> Problem to solve
Search the records for the word "insert" and pick out every line that has it.

[Stored data entries]
________________________________________

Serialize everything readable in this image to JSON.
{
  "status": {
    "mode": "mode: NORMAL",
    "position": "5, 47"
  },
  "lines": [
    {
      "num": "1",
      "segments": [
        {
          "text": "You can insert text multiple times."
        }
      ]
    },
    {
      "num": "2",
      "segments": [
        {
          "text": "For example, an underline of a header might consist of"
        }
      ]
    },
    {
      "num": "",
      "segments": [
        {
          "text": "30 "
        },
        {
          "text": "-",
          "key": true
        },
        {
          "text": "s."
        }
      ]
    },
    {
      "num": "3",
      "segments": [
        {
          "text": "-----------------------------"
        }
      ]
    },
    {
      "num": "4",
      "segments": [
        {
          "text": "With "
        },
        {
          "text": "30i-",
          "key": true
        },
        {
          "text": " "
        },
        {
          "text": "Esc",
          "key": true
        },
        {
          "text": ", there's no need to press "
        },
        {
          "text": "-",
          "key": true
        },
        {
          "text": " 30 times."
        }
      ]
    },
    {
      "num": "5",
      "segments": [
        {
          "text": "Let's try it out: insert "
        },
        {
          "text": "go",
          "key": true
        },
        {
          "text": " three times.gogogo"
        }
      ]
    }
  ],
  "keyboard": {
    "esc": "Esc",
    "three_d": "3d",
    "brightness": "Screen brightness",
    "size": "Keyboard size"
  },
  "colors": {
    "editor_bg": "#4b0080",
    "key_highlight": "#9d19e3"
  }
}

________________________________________

> Response to the task
          "text": "You can insert text multiple times."
          "text": "Let's try it out: insert "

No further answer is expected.